Picking up a pencil; avoiding a racket


It started in kindergarten. I believe it was the very first day. 

Dressed in that double-knit polyester green jacket and white flowered shirt pictured above I was ready to transition from home to school. When I got off the bus and walked into the room, I noticed, immediately, that everything in the room was just the right size. There was the chair that held my tiny body perfectly, even my feet could rest flat on the floor. There was the story and nap time mat that I could sit on with room to spare. And there was my teacher, Mrs. Durkin, with her translucent skin, bright blue eyes and rusty-red hair. She was one-part authority and three-parts grandmother, the perfect welcome to this strange new world. I trusted her immediately. 

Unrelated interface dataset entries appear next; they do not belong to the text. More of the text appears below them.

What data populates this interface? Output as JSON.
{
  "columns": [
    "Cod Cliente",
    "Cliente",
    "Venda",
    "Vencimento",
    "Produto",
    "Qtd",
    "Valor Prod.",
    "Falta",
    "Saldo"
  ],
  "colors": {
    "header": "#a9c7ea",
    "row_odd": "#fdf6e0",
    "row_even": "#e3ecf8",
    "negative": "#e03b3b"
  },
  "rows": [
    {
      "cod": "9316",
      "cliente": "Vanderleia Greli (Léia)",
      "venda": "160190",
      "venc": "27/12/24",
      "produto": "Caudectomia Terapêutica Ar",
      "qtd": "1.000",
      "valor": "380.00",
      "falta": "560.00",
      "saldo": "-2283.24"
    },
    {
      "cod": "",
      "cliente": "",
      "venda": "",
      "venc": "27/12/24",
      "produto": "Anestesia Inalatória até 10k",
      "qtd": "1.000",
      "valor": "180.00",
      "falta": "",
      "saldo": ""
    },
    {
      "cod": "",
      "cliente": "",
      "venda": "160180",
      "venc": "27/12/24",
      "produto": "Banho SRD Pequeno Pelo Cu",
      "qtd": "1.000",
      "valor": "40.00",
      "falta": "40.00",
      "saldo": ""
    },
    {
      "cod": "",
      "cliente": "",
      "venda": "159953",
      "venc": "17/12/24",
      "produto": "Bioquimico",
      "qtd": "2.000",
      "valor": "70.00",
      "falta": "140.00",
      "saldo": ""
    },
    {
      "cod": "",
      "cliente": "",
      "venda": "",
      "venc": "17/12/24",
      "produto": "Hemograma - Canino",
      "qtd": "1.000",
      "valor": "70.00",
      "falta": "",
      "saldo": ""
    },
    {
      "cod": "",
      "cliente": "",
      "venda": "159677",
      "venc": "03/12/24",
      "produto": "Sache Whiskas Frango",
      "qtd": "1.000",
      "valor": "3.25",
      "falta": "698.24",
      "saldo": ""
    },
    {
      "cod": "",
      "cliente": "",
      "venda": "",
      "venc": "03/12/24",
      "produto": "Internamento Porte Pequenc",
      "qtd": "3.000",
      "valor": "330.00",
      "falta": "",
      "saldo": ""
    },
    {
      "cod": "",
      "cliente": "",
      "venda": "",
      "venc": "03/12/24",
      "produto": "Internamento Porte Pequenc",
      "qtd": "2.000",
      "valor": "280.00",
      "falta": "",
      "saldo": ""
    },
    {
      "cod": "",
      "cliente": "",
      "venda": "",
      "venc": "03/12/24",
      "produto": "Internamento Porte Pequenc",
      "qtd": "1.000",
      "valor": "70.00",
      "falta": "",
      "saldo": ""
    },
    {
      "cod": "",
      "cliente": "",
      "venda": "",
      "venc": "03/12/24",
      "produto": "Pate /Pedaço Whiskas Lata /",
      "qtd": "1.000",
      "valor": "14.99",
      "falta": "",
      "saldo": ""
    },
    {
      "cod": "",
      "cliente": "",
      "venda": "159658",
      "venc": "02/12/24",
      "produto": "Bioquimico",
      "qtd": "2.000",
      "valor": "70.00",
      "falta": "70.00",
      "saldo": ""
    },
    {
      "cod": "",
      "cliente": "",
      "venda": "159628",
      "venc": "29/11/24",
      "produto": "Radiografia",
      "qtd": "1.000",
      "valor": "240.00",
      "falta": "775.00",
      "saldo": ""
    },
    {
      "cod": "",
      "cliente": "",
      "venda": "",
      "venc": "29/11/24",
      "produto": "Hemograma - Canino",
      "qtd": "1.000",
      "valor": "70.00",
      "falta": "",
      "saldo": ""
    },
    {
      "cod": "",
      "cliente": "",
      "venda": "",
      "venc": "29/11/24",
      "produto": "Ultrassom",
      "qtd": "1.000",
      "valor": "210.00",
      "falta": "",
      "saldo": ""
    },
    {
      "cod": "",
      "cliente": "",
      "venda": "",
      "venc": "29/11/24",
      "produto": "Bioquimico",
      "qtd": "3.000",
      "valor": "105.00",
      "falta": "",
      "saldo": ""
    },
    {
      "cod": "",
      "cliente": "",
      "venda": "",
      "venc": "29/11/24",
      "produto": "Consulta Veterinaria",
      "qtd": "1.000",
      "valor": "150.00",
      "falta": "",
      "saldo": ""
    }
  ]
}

"Okay boys and girls, let's get started. Pick up your pencil." 

This was easy enough, until I looked at the kid to my right, the kid to my left and all the kids sitting across from me at the table. 

I was the only person holding my pencil in my left hand. So, I switched it to my right hand and, as luck would have it, Mrs. Durkin saw me do this.

"Honey, put the pencil back in your left hand." 

"But everyone's holding it in their right hand." 

"Isn't it more comfortable in your left hand?" 


"That's because you're left-handed. Now, put the pencil back in your left hand so we can begin." 

And so I began: feeling different. 


Imagine my delight when my tennis instructor told everyone in our group lesson to pick up the racket with our right hand and hold it just so.

I followed his instruction to the T, but I couldn't do a thing with the racket. I couldn't bounce the ball. I couldn't hit the ball. I might as well have held the racket in my mouth. 

When my mom arrived to take me home the the instructor told her that I desperately needed an eye exam. A conversation ensued. He asked me to pick up the racket and show my mom just how much I sucked. But before the instructor could lob the first ball my mom explained, "She's not blind, she's left-handed." And off we went.  


That second story has always been a bit of a sore spot for me because it usually garners a fair load of laughs and comments. My husband, having just heard it for the first time a few years ago, was laughing so hard he was crying when he squeezed out the question, "At any point did you consider switching hands on your own?" 

It's taken me thirty-some odd years to realize: at every point in time I've considered switching hands so I could blend in because the only thing special about writing with your right hand is that no one notices when you do it. In truth, I never considered doing what made me feel most comfortable. I just decided, at the tender age of six, that I could be/would be/wanted to be more comfortable being uncomfortable if it meant I could be just like everyone else. 

This is part of being human, no doubt. We're all so incredibly, beautifully different and all we ever want is to be the same. If we could just be comfortable in our own skin we could rock the world with our magic from the get-go. 

I understand that being left-handed is not a big deal, despite the fact that people STILL comment when they see me pick up a pencil. 

"I didn't know you were left-handed!" 

Except that now it's usually followed by,  "I am, too!"

And the reason for that?

Lefties happen to be a little more in touch with their intuition, and I'm finally a little more in touch with my tribe. it's just the way our brains are wired. I have a feeling Mrs. Durkin knew that when she quietly redirected my little self North. And, it's just a guess, but I think she would have taken a racket to that tennis instructor's head. But in all fairness, and possibly to his credit, I still suck at tennis. 

What makes you different also makes you special. But you already know that right? Join me on the Field Trip to celebrate and strengthen the heart and soul of your matter. The 2016 Field Trip begins April 4th. Join today!